The BeginningTo my mother,
Who gave me the moment when Beatrice realizes how strong
Her mother is and wonders how she missed it for so long
There is one mirror in my house. It is behind a sliding panel in the hallway upstairs. Our faction allows me to stand in front of it on the second day of every third month, the day my mother cuts my hair.
I sit on the stool and my mother stands behind me with the scissors, trimming. The strands fall on the floor in a dull, blond ring
When she finishes, she pulls my hair away from my face and twists it into a knot. I note how calm she looks and how focused she is. She is well-practiced in the art of losing herself. I can't say the same for myself
I sneak a look at my reflection when she isn't paying attention--not for the sake of vanity, but out of curiosity. A lot can happen to a persons appearance in three months.
In my reflection, I see a narrow face, wide, round eyes and a long, thin nose--I still look like a little girl, though sometime in the last few months I turned sixteen. The other factions celebrate birthdays, but we don't. It would be self-indulgent.
"There." she says when she pins the knot in place. Her eyes catch mine in the mirror. It is too late to look away, but instead of scolding me, she smiles at our reflection. I frown a little. Why doesn't she reprimand me for staring at myself?
"Yes" I reply
"Are you nervous?"
I stare into my own eyes for a moment. Today is the day of the aptitude test that will show me which of the five factions I belong in. And tomorrow, at the choosing ceremony, I will decide on a faction; I will decide the rest of my life. I will decide to stay with my family or abandon them.

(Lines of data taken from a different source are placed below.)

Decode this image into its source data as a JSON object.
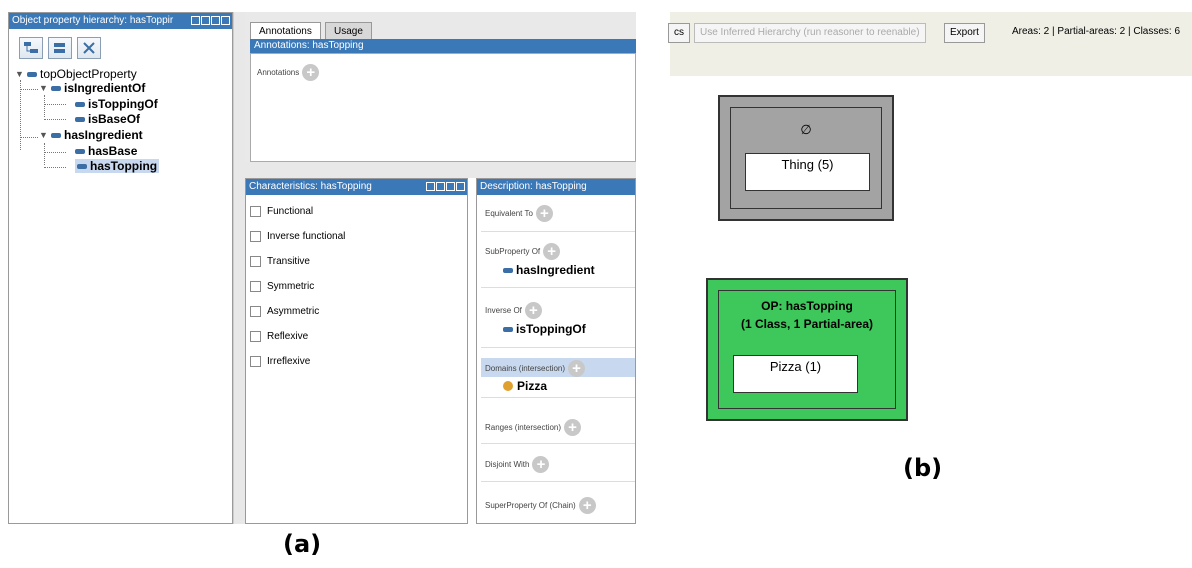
{
  "panel_a": {
    "hierarchy": {
      "title": "Object property hierarchy: hasToppir",
      "nodes": [
        {
          "label": "topObjectProperty"
        },
        {
          "label": "isIngredientOf"
        },
        {
          "label": "isToppingOf"
        },
        {
          "label": "isBaseOf"
        },
        {
          "label": "hasIngredient"
        },
        {
          "label": "hasBase"
        },
        {
          "label": "hasTopping"
        }
      ]
    },
    "annotations": {
      "tabs": [
        "Annotations",
        "Usage"
      ],
      "header": "Annotations: hasTopping",
      "add_label": "Annotations"
    },
    "characteristics": {
      "header": "Characteristics: hasTopping",
      "items": [
        "Functional",
        "Inverse functional",
        "Transitive",
        "Symmetric",
        "Asymmetric",
        "Reflexive",
        "Irreflexive"
      ]
    },
    "description": {
      "header": "Description: hasTopping",
      "equivalent_to": "Equivalent To",
      "subproperty_of": "SubProperty Of",
      "subproperty_value": "hasIngredient",
      "inverse_of": "Inverse Of",
      "inverse_value": "isToppingOf",
      "domains": "Domains (intersection)",
      "domains_value": "Pizza",
      "ranges": "Ranges (intersection)",
      "disjoint_with": "Disjoint With",
      "superproperty_chain": "SuperProperty Of (Chain)"
    },
    "figure_label": "(a)"
  },
  "panel_b": {
    "toolbar": {
      "cut_button": "cs",
      "inferred_button": "Use Inferred Hierarchy (run reasoner to reenable)",
      "export_button": "Export",
      "stats": "Areas: 2 | Partial-areas: 2 | Classes: 6"
    },
    "root_area": {
      "symbol": "∅",
      "class_label": "Thing (5)"
    },
    "op_area": {
      "title": "OP: hasTopping",
      "subtitle": "(1 Class, 1 Partial-area)",
      "class_label": "Pizza (1)"
    },
    "figure_label": "(b)"
  },
  "colors": {
    "protege_blue": "#3b78b8",
    "root_area_gray": "#a3a3a3",
    "op_area_green": "#3ec75a"
  }
}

"No." I say "The tests don't have to change our choices"
"Right." she smiles "Let's go eat breakfast"
"Thank you. For cutting my hair"
She kisses my cheek and slides the panel over the mirror. I think my mother could be beautiful, in a different world. Her body is thin beneath the gray robe. She has high cheekbones and long eyelashes, and when she lets her hair down at night, it hangs in waves over her shoulders. But she must hide that beauty in Abnegation.
We walk together to the kitchen. On these mornings when my brother makes breakfast, and my father's hand skims my hair as he reads the newspaper, and my mother clears the table--it is on these mornings that I feel the guiltiest for wanting to leave them.
Sorry, but I'm stopping here. Comment if you want me to continue Veronica Roth's beautiful Divergent book. Remember, all credits to Veronica Roth!